> **WORK REQUIRED**: All lines holding the word "time" should be located in the records and copied.

(App and web page records)
Start of Block

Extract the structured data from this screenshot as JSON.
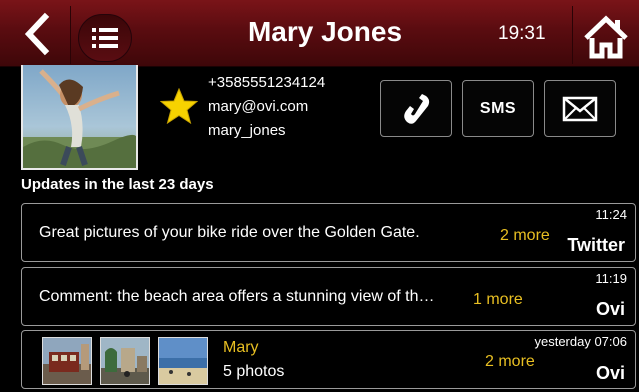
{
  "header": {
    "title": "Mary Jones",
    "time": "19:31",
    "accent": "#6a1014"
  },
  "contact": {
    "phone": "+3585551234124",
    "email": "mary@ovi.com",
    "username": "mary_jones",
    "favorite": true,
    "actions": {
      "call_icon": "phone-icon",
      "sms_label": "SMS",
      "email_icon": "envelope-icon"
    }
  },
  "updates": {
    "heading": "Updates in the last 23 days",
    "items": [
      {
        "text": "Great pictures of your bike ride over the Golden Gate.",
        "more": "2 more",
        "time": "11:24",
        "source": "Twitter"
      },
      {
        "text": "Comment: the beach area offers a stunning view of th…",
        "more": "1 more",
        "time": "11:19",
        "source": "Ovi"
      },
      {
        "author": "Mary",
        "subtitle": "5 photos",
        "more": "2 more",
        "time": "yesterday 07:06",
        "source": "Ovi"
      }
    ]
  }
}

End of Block
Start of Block

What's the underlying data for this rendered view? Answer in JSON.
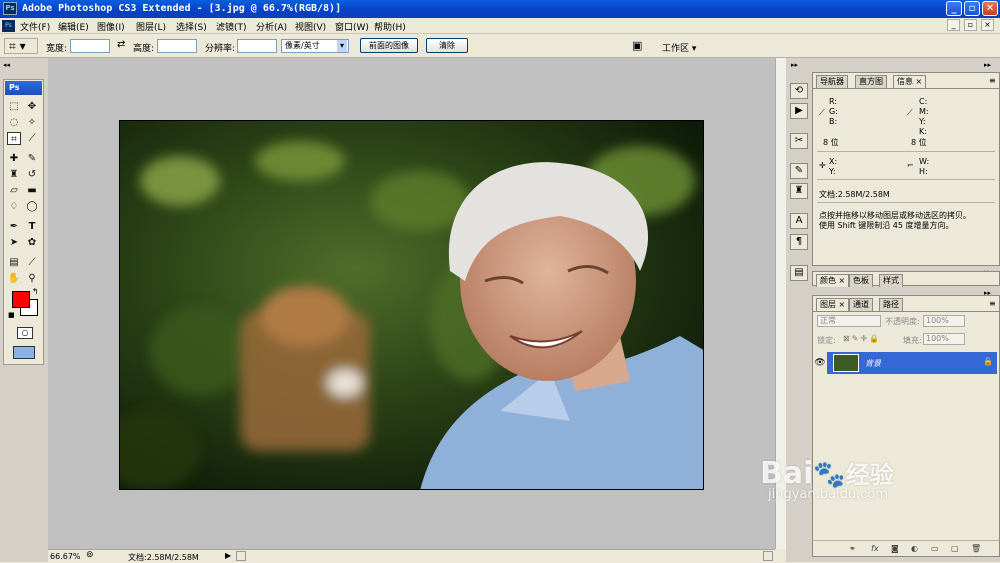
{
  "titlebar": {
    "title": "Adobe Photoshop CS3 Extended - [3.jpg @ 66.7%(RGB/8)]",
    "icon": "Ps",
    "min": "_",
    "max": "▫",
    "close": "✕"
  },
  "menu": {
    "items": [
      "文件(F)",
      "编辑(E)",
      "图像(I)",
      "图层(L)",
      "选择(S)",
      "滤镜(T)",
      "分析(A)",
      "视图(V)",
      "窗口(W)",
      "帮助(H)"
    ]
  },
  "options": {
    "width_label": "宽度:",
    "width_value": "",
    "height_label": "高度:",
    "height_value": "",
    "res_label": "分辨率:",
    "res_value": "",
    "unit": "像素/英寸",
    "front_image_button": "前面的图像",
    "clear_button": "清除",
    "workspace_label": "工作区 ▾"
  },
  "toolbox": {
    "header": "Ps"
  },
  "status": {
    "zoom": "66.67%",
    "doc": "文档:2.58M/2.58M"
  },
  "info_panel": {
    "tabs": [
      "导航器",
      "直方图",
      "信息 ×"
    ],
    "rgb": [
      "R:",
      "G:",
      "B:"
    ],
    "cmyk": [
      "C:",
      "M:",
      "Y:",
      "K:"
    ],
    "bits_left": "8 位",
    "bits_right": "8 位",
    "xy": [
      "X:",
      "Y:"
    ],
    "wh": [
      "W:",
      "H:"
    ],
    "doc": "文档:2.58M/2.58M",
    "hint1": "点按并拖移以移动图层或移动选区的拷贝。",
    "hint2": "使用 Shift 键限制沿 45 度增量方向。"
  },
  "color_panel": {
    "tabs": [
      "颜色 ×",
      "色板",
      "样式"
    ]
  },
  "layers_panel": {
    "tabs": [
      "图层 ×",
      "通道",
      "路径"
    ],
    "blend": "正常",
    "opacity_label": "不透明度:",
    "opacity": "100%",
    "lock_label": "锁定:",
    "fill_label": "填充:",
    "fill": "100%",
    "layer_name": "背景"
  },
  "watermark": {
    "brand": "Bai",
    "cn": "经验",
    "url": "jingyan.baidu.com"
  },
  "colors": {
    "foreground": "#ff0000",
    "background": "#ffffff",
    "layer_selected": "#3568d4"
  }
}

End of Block
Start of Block

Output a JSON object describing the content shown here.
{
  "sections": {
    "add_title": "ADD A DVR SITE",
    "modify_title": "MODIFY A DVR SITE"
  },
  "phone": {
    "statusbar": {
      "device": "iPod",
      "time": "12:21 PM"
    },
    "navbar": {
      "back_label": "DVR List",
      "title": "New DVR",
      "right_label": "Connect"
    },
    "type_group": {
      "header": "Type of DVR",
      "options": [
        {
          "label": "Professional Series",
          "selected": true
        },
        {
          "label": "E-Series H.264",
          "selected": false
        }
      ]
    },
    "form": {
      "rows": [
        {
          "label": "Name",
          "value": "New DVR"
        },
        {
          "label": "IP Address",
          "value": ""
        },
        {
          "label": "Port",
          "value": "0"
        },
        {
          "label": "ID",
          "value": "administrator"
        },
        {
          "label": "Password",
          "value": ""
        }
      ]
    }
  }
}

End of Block

> **TASK SOLUTION**:
    "time": "19:31",
        "time": "11:24",
        "time": "11:19",
        "time": "yesterday 07:06",
      "time": "12:21 PM"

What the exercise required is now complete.